seanmháthair, seanathair: based on the prefix “sean-“ (old)
máthair chríonna, athair críonna: based on the adjective “críonna” (wise, prudent, aged). Please note: despite the endearing bit of misinformation currently circulating on the Internet (sites will remain nameless), these terms do NOT mean “mother of my heart” and “father of my heart.” Those phrases would be based on “croí” (heart), not “críonna” (wise).
máthair mhór, athair mór: based on the adjective “mór” (big, great). I’ve mostly heard this term in Donegal.
For the more familiar terms, there are “Mamó” and “Móraí” for “grandma,” and “Daideo” for “grandpa.”
Using these words is one way that Irish words can be come part of a child’s life, and perhaps stimulate further study of the language later.
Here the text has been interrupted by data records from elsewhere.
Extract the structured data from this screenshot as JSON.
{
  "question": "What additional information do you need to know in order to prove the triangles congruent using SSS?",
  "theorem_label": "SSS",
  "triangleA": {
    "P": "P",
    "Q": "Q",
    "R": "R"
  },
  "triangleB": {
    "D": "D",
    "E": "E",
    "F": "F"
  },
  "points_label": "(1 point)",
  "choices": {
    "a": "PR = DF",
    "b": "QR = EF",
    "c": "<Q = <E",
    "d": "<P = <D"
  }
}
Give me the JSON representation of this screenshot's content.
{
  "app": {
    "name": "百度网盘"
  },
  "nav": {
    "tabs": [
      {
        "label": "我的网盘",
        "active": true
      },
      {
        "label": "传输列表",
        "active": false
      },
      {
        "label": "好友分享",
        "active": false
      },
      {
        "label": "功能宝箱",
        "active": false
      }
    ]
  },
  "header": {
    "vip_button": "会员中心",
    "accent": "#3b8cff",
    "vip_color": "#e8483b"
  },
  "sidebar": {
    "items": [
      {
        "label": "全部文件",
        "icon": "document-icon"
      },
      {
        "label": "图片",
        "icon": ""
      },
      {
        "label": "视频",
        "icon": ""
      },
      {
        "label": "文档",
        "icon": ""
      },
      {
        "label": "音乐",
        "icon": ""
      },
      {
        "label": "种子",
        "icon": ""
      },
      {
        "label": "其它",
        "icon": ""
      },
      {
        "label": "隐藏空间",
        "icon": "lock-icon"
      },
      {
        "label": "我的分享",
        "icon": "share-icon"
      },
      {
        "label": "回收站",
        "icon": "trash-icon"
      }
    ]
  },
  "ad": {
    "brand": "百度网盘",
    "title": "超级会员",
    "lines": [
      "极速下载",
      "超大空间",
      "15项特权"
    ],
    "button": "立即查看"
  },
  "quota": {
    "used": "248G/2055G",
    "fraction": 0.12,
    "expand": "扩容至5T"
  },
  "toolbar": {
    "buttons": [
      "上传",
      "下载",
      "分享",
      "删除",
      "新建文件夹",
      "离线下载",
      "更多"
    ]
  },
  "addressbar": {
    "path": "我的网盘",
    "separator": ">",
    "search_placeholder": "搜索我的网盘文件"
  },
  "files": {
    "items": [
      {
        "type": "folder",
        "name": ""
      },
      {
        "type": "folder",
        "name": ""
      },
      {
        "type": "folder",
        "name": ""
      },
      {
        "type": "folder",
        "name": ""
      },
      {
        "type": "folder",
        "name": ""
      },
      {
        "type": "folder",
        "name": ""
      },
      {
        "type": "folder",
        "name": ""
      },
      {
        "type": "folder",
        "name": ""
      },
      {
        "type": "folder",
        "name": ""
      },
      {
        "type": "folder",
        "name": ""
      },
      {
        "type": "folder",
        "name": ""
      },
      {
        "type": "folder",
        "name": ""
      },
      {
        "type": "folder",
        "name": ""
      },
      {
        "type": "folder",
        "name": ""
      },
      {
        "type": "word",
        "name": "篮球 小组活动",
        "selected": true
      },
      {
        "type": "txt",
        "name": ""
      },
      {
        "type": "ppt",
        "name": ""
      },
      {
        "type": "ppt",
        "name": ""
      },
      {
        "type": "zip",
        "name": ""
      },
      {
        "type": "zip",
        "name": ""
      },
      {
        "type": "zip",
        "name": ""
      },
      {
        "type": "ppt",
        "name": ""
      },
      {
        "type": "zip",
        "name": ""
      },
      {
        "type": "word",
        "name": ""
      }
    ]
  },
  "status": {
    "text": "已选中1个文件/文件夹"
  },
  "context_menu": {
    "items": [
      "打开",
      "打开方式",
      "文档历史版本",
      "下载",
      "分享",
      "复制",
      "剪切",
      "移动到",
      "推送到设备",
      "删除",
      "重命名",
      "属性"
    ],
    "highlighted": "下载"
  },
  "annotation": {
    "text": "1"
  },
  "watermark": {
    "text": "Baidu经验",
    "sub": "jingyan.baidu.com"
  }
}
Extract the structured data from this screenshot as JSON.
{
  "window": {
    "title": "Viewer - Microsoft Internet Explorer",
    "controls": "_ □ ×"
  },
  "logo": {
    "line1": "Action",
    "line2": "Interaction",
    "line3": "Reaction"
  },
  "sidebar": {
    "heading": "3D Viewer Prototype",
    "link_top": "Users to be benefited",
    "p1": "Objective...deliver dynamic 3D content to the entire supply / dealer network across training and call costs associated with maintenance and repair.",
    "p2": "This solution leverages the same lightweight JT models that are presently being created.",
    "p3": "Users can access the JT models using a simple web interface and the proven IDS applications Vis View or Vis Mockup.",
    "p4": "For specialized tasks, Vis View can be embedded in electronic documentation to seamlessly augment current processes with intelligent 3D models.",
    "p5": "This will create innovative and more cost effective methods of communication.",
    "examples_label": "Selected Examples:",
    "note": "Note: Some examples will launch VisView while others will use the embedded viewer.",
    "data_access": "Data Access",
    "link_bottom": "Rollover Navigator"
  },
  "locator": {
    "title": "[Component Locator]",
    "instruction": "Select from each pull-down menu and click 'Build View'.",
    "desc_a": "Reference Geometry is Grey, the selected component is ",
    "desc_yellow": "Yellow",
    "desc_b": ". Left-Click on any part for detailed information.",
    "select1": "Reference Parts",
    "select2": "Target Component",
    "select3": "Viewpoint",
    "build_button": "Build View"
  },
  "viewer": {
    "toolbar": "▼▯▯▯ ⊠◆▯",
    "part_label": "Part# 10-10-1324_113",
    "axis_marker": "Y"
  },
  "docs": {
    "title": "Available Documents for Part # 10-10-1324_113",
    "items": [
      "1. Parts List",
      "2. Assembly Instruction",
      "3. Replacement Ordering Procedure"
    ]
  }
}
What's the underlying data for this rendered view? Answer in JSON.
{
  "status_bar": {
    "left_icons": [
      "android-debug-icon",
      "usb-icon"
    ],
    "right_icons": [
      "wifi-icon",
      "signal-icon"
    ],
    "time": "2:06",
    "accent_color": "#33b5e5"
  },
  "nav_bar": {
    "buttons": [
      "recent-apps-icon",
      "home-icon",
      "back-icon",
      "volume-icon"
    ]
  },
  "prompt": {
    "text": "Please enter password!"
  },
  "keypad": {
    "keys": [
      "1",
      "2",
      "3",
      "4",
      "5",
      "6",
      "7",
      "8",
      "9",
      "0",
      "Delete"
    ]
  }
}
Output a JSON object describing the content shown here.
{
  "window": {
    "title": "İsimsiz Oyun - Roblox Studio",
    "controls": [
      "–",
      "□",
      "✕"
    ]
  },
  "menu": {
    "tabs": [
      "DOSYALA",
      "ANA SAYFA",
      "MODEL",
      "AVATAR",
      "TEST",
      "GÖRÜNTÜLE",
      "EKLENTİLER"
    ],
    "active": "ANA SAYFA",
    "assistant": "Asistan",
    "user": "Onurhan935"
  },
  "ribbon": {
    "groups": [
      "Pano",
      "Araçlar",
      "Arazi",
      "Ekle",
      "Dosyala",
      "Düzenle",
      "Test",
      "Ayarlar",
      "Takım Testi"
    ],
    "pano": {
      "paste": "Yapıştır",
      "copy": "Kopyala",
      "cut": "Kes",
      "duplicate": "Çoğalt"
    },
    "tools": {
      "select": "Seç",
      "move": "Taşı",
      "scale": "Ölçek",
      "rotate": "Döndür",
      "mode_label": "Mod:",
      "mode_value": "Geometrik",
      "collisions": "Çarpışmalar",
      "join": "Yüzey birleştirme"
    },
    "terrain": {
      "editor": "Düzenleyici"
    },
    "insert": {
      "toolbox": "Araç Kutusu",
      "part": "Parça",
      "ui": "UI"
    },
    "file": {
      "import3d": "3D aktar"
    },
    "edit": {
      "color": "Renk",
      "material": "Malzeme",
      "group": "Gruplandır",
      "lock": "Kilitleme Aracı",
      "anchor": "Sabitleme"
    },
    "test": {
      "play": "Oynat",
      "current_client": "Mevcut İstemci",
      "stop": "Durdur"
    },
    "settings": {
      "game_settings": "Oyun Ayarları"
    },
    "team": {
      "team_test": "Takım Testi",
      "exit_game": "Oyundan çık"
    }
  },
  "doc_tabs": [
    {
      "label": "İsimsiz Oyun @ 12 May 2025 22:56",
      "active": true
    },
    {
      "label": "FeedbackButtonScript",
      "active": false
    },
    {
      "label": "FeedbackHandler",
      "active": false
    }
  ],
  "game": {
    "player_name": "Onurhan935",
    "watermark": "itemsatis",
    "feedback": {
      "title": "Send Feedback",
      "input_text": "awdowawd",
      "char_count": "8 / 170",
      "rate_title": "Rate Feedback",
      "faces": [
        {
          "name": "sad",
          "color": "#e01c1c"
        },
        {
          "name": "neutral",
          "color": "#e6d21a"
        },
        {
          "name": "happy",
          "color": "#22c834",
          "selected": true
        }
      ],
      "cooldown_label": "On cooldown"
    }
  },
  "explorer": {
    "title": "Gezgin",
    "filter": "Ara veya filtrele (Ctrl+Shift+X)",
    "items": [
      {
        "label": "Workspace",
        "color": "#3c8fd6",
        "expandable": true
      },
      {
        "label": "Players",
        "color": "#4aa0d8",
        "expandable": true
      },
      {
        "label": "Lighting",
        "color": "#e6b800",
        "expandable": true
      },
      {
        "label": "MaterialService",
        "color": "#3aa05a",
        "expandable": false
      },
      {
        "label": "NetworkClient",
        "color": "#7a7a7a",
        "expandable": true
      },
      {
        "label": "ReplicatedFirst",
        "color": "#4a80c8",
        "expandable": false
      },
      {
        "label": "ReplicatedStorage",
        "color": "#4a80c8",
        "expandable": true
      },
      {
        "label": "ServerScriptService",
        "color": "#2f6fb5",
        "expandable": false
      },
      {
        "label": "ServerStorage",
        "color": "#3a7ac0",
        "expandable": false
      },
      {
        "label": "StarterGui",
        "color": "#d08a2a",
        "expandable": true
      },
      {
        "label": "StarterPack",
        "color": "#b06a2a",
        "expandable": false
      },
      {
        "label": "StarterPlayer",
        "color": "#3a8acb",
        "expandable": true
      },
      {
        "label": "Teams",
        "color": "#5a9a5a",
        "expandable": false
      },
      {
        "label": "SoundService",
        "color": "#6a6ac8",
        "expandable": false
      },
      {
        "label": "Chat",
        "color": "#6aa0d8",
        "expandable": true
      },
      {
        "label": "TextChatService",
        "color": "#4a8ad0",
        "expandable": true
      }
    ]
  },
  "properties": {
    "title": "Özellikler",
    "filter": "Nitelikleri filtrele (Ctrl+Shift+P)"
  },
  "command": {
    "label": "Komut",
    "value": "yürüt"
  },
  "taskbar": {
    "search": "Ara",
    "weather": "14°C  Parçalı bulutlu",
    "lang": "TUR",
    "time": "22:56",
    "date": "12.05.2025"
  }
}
Needless to say, the terms can now grace mugaí (mugs), t-léinte (t-shirts), or léinte aclaíochta (sweatshirts, lit. “exercise shirts”). Or, for that matter, any other merchandise that allows you to send in customized text for printing.
One curious feature of all of these terms is that none of them are used to create the words “grandchild,” “grandson,” or “grand-daughter.” So how do you do it? Bhuel, ag bogarnach ar an aill sin (Well, hanging on that cliff), slán go dtí an chéad bhlag eile (goodbye until the next blog).
Bhur mblagálaí – Róislín